- Law Firm News
- Career News
- Headline Legal News
- Legal Trend News
- Legal Business
- Local Court News
- Court Watch
- Legal Interview
- Topics in Legal News
- Press Release
- Politics & Legal
- Market News
- Constitutionality of murder conviction upheld by high court
- Supreme Court again refuses to hear Blagojevich appeal
- Clicking 'checkout' could cost more after Supreme Court case
- Supreme Court rejects anti-abortion pastor's appeal on noise
- Supreme Court hearing case about online sales tax collection
- Another key redistricting case goes in front of high court
- Court: Mexican family can't sue agent in cross-border death
- Supreme Court limits reach of tax crime statute
- Cambodian court denies opposition leader release on bail
- Martin Shkreli cries in court, is sentenced to 7 years for securities fraud
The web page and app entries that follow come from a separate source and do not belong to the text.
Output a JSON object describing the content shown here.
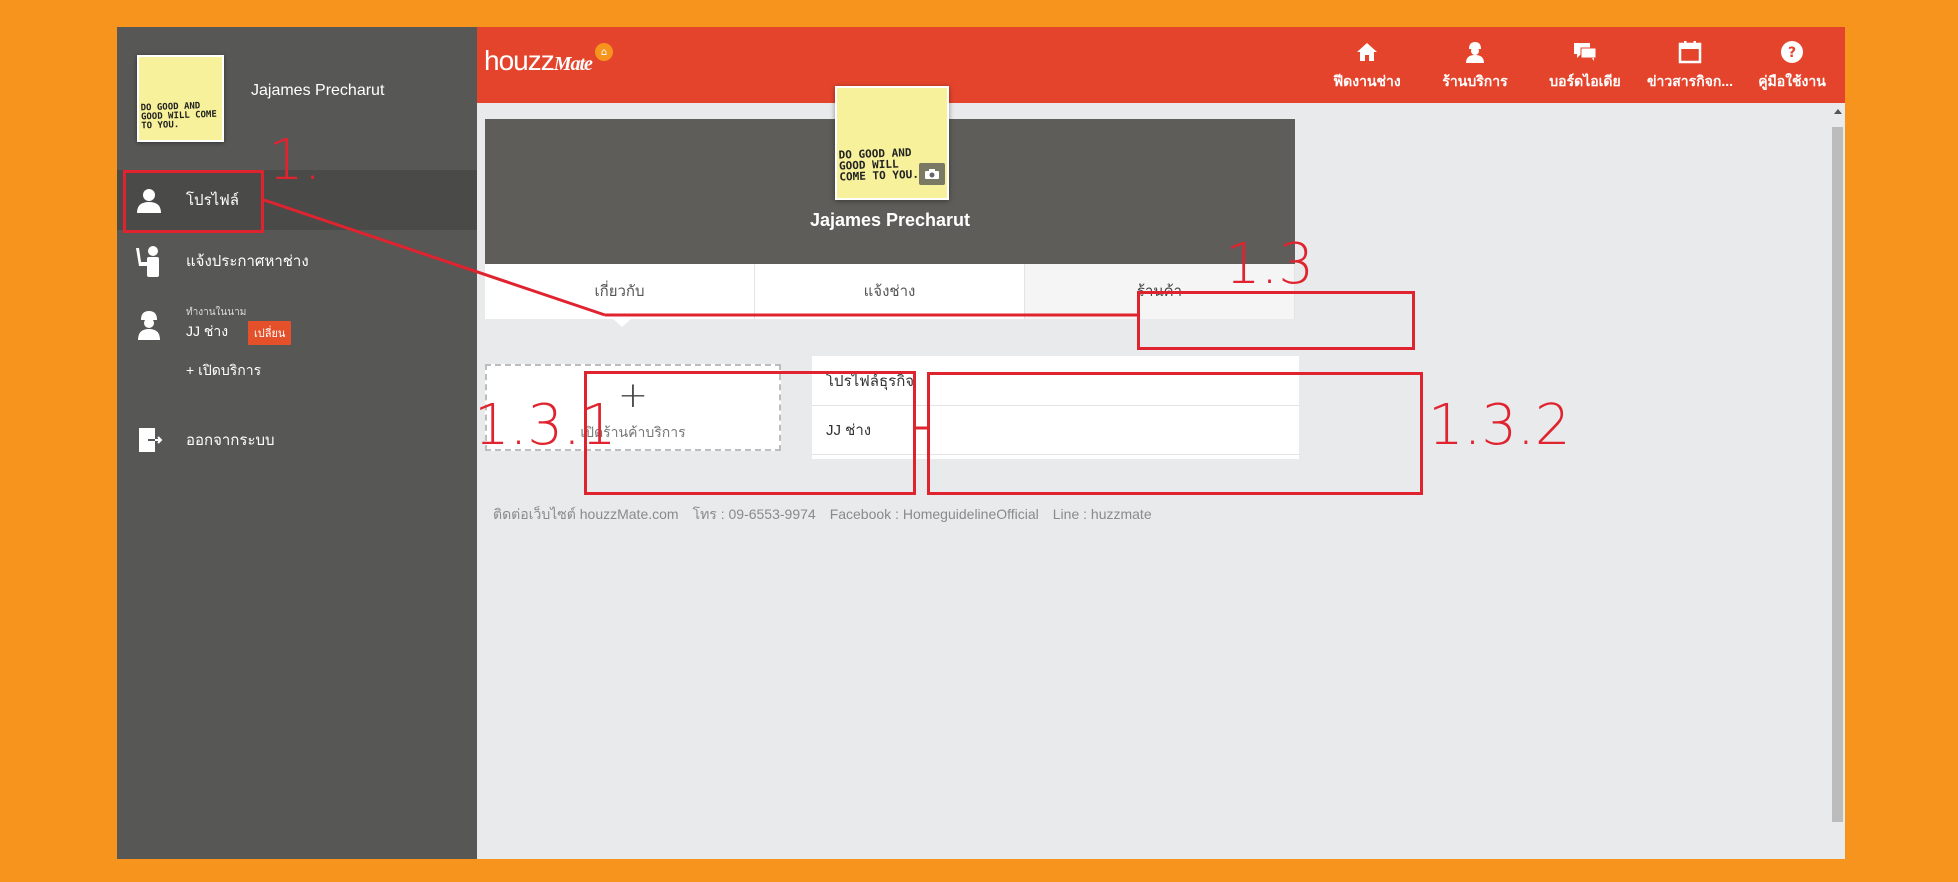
{
  "user": {
    "name": "Jajames Precharut",
    "avatar_note_text": "DO GOOD AND GOOD WILL COME TO YOU."
  },
  "sidebar": {
    "items": [
      {
        "label": "โปรไฟล์",
        "icon": "user-icon"
      },
      {
        "label": "แจ้งประกาศหาช่าง",
        "icon": "worker-hand-icon"
      },
      {
        "label": "JJ ช่าง",
        "sub_label": "ทำงานในนาม",
        "icon": "technician-icon",
        "change_label": "เปลี่ยน"
      },
      {
        "label": "ออกจากระบบ",
        "icon": "logout-icon"
      }
    ],
    "open_service_label": "+ เปิดบริการ"
  },
  "header": {
    "logo_houzz": "houzz",
    "logo_mate": "Mate",
    "nav": [
      {
        "label": "ฟีดงานช่าง",
        "icon": "home-icon"
      },
      {
        "label": "ร้านบริการ",
        "icon": "service-shop-icon"
      },
      {
        "label": "บอร์ดไอเดีย",
        "icon": "chat-bubble-icon"
      },
      {
        "label": "ข่าวสารกิจก...",
        "icon": "calendar-icon"
      },
      {
        "label": "คู่มือใช้งาน",
        "icon": "help-icon"
      }
    ]
  },
  "profile": {
    "tabs": [
      {
        "label": "เกี่ยวกับ"
      },
      {
        "label": "แจ้งช่าง"
      },
      {
        "label": "ร้านค้า"
      }
    ],
    "open_shop_label": "เปิดร้านค้าบริการ",
    "businesses": [
      {
        "label": "โปรไฟล์ธุรกิจ"
      },
      {
        "label": "JJ ช่าง"
      }
    ]
  },
  "footer": {
    "website": "ติดต่อเว็บไซต์ houzzMate.com",
    "phone": "โทร : 09-6553-9974",
    "facebook": "Facebook : HomeguidelineOfficial",
    "line": "Line : huzzmate"
  },
  "annotations": {
    "a1": "1.",
    "a13": "1.3",
    "a131": "1.3.1",
    "a132": "1.3.2"
  },
  "colors": {
    "background": "#f7941d",
    "header": "#e4442c",
    "sidebar": "#575756",
    "annotation": "#e0242f",
    "change_button": "#e4502a"
  }
}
The stakes are enormous: Each girl faces a charge of attempted first-degree homicide in adult court and could spend up to 65 years in the state prison system if convicted. Should Waukesha County Circuit Judge Bohren move them into the juvenile system, they could be held for only five years and all records of the proceedings would be sealed, giving them a chance to restart their lives.
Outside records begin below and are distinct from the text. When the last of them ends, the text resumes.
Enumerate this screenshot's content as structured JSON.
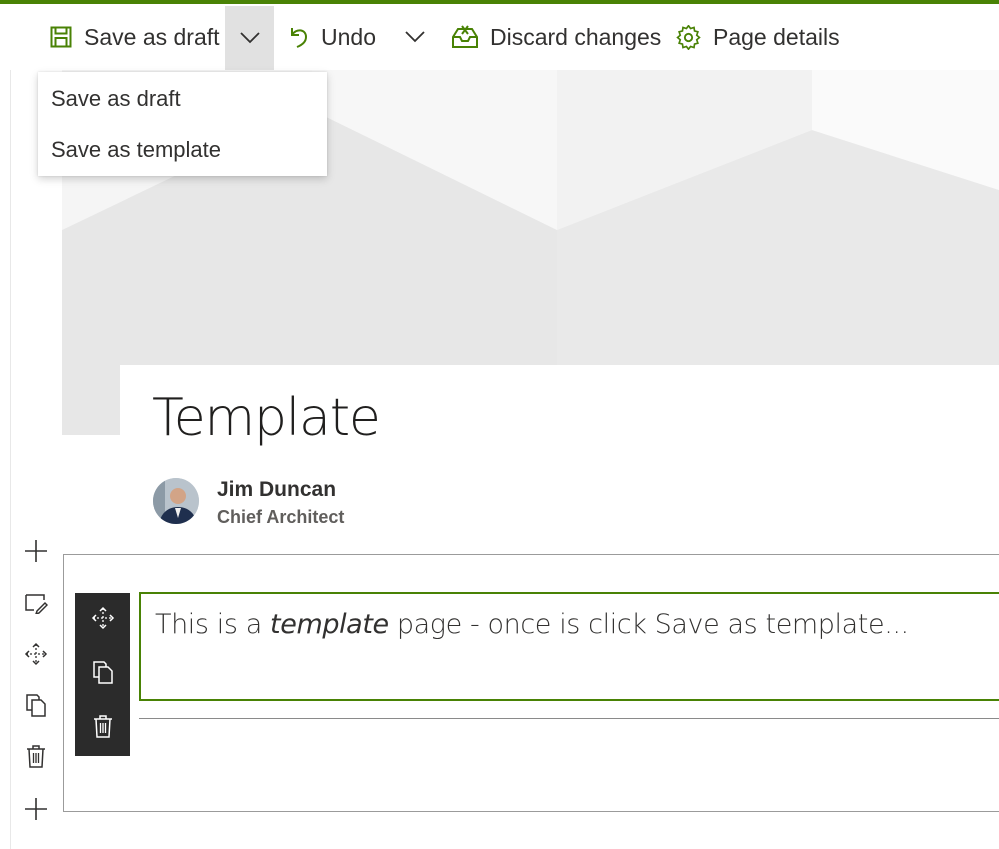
{
  "toolbar": {
    "save_label": "Save as draft",
    "undo_label": "Undo",
    "discard_label": "Discard changes",
    "page_details_label": "Page details"
  },
  "save_menu": {
    "items": [
      "Save as draft",
      "Save as template"
    ]
  },
  "page": {
    "title": "Template",
    "author_name": "Jim Duncan",
    "author_role": "Chief Architect"
  },
  "text_webpart": {
    "before": "This is a ",
    "emphasis": "template",
    "after": " page - once is click Save as template..."
  },
  "icons": {
    "save": "save-icon",
    "chevron": "chevron-down-icon",
    "undo": "undo-icon",
    "discard": "discard-icon",
    "settings": "gear-icon",
    "add": "plus-icon",
    "edit": "edit-icon",
    "move": "move-icon",
    "duplicate": "duplicate-icon",
    "delete": "trash-icon"
  },
  "colors": {
    "accent": "#498205",
    "toolbox_bg": "#2b2b2b",
    "chevron_active": "#e1e1e1"
  }
}
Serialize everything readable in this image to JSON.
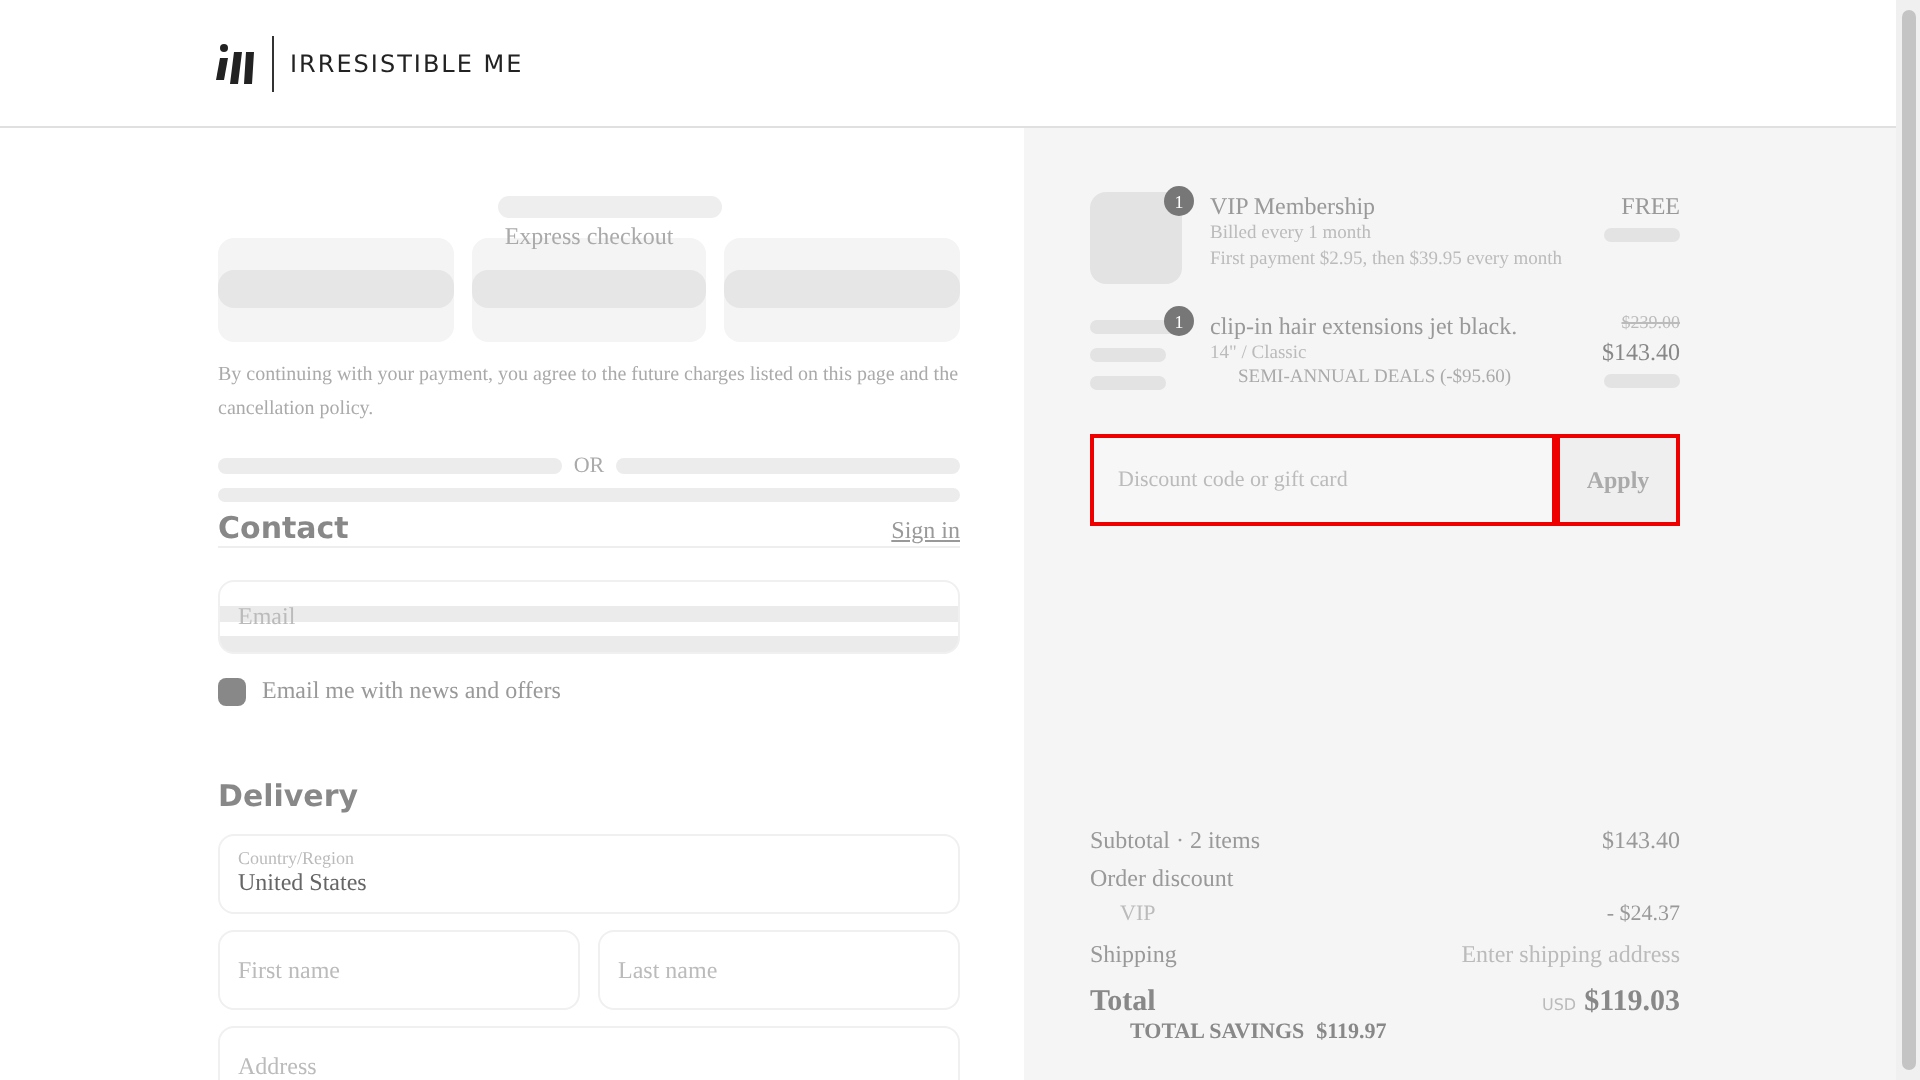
{
  "header": {
    "brand": "IRRESISTIBLE ME"
  },
  "express": {
    "title": "Express checkout",
    "notice": "By continuing with your payment, you agree to the future charges listed on this page and the cancellation policy.",
    "divider": "OR"
  },
  "contact": {
    "title": "Contact",
    "sign_in": "Sign in",
    "email": {
      "placeholder": "Email"
    },
    "newsletter": {
      "label": "Email me with news and offers",
      "checked": false
    }
  },
  "delivery": {
    "title": "Delivery",
    "country": {
      "label": "Country/Region",
      "value": "United States"
    },
    "first_name": {
      "placeholder": "First name"
    },
    "last_name": {
      "placeholder": "Last name"
    },
    "address": {
      "placeholder": "Address"
    }
  },
  "order": {
    "items": [
      {
        "kind": "membership",
        "quantity": "1",
        "name": "VIP Membership",
        "details": [
          "Billed every 1 month",
          "First payment $2.95, then $39.95 every month"
        ],
        "price": "FREE"
      },
      {
        "kind": "product",
        "quantity": "1",
        "name": "clip-in hair extensions jet black.",
        "details": [
          "14\" / Classic"
        ],
        "discount": "SEMI-ANNUAL DEALS (-$95.60)",
        "old_price": "$239.00",
        "price": "$143.40"
      }
    ],
    "discount": {
      "placeholder": "Discount code or gift card",
      "button": "Apply"
    },
    "summary": [
      {
        "kind": "line",
        "label": "Subtotal · 2 items",
        "value": "$143.40"
      },
      {
        "kind": "heading",
        "label": "Order discount"
      },
      {
        "kind": "sub",
        "label": "VIP",
        "value": "- $24.37"
      },
      {
        "kind": "hint",
        "label": "Shipping",
        "value": "Enter shipping address"
      }
    ],
    "total": {
      "label": "Total",
      "currency": "USD",
      "value": "$119.03"
    },
    "savings": {
      "label": "TOTAL SAVINGS",
      "value": "$119.97"
    }
  }
}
Bohren, due to rule Monday, faces thorny questions about how young is too young to face adult consequences for crimes. Defense attorneys for both girls argue their clients are mentally ill — one attorney says his client is a schizophrenic who still believes fictional characters such as Slender Man and Harry Potter truly exist — and will receive better treatment in the juvenile system. Prosecutors say transferring them out of adult court would depreciate the seriousness of the crime.
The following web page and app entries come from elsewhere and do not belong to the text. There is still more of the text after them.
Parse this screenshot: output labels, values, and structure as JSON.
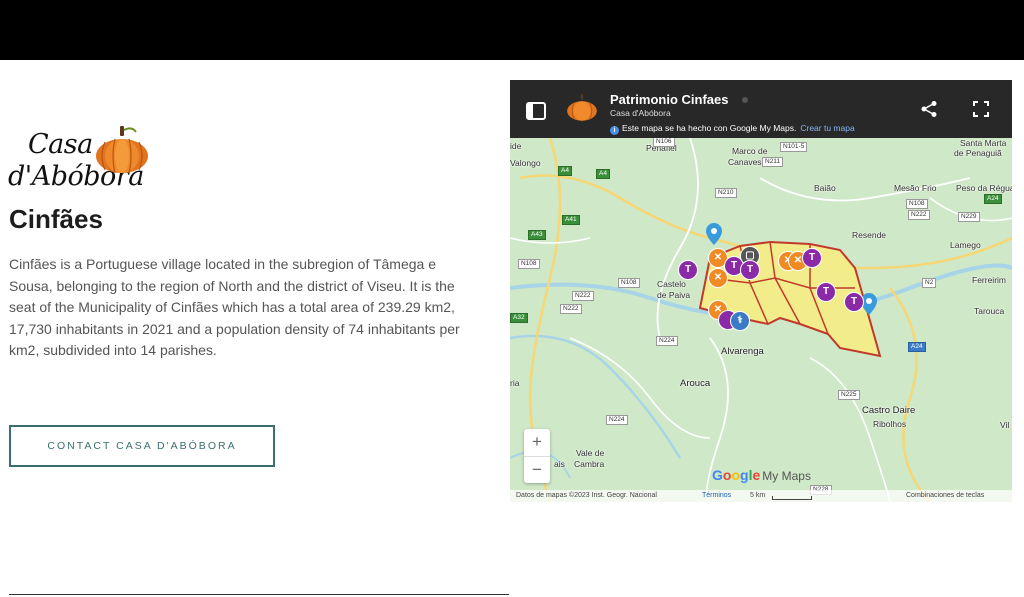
{
  "logo": {
    "line1": "Casa",
    "line2": "d'Abóbora",
    "icon": "pumpkin-icon"
  },
  "page": {
    "title": "Cinfães",
    "description": "Cinfães is a Portuguese village located in the subregion of Tâmega e Sousa, belonging to the region of North and the district of Viseu. It is the seat of the Municipality of Cinfães which has a total area of 239.29 km2, 17,730 inhabitants in 2021 and a population density of 74 inhabitants per km2, subdivided into 14 parishes.",
    "contact_button": "CONTACT CASA D'ABÓBORA"
  },
  "map": {
    "title": "Patrimonio Cinfaes",
    "subtitle": "Casa d'Abóbora",
    "info_text": "Este mapa se ha hecho con Google My Maps.",
    "info_link": "Crear tu mapa",
    "places": {
      "penafiel": "Penafiel",
      "valongo": "Valongo",
      "marco": "Marco de",
      "canaveses": "Canaveses",
      "baiao": "Baião",
      "mesao_frio": "Mesão Frio",
      "peso_regua": "Peso da Régua",
      "santa_marta": "Santa Marta",
      "penaguiao": "de Penaguiã",
      "resende": "Resende",
      "lamego": "Lamego",
      "ferreirim": "Ferreirim",
      "tarouca": "Tarouca",
      "castelo": "Castelo",
      "paiva": "de Paiva",
      "alvarenga": "Alvarenga",
      "arouca": "Arouca",
      "castro_daire": "Castro Daire",
      "ribolhos": "Ribolhos",
      "vale_de": "Vale de",
      "cambra": "Cambra",
      "ide": "ide",
      "ria": "ria",
      "ais": "ais",
      "vila": "Vil"
    },
    "roads": {
      "n106": "N106",
      "n1015": "N101-5",
      "n211": "N211",
      "n210": "N210",
      "a4": "A4",
      "n108": "N108",
      "n222": "N222",
      "a24": "A24",
      "a41": "A41",
      "a43": "A43",
      "n108b": "N108",
      "n222b": "N222",
      "a32": "A32",
      "n2": "N2",
      "n224": "N224",
      "a24b": "A24",
      "n225": "N225",
      "n224b": "N224",
      "n228": "N228",
      "n222c": "N222",
      "n229": "N229"
    },
    "pin_labels": {
      "t": "T"
    },
    "zoom_in": "+",
    "zoom_out": "−",
    "google": [
      "G",
      "o",
      "o",
      "g",
      "l",
      "e"
    ],
    "mymaps": "My Maps",
    "attribution": "Datos de mapas ©2023 Inst. Geogr. Nacional",
    "terms": "Términos",
    "scale": "5 km",
    "keyboard": "Combinaciones de teclas",
    "colors": {
      "header": "#282828",
      "land": "#cfe8c7",
      "region_fill": "#f2ed8a",
      "region_border": "#c0392b",
      "accent_pin": "#8b2aa6"
    }
  }
}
"It's obviously a very tough decision for him," said former Wisconsin Supreme Court Justice Janine Geske, who attended law school with Bohren. "They're very young. They clearly have some serious mental health issues. That pushes you toward putting them in juvenile court.
Legal News Media
Legal News is the top headline legal news provider for lawyers and legalprofessionals. Read law articles and breaking news from law firm's across the United States to get the latest updates. We reserve the right, at our discretion, to change, modify, add, or remove portions of the site at any time. Your This site is solely for your personal use. You are, of course, welcome to print or otherwise copy material from this site for your personal use. However, you may not distribute, exchange, modify, sell or transmit anything you copy from this Site, including but not limited to any text, images, audio and video, for any business, commercial or public purpose. Any unauthorized use of the text, images, audio and video may violate copyright laws, trademark laws, the laws of privacy and publicity and civil and criminal statutes.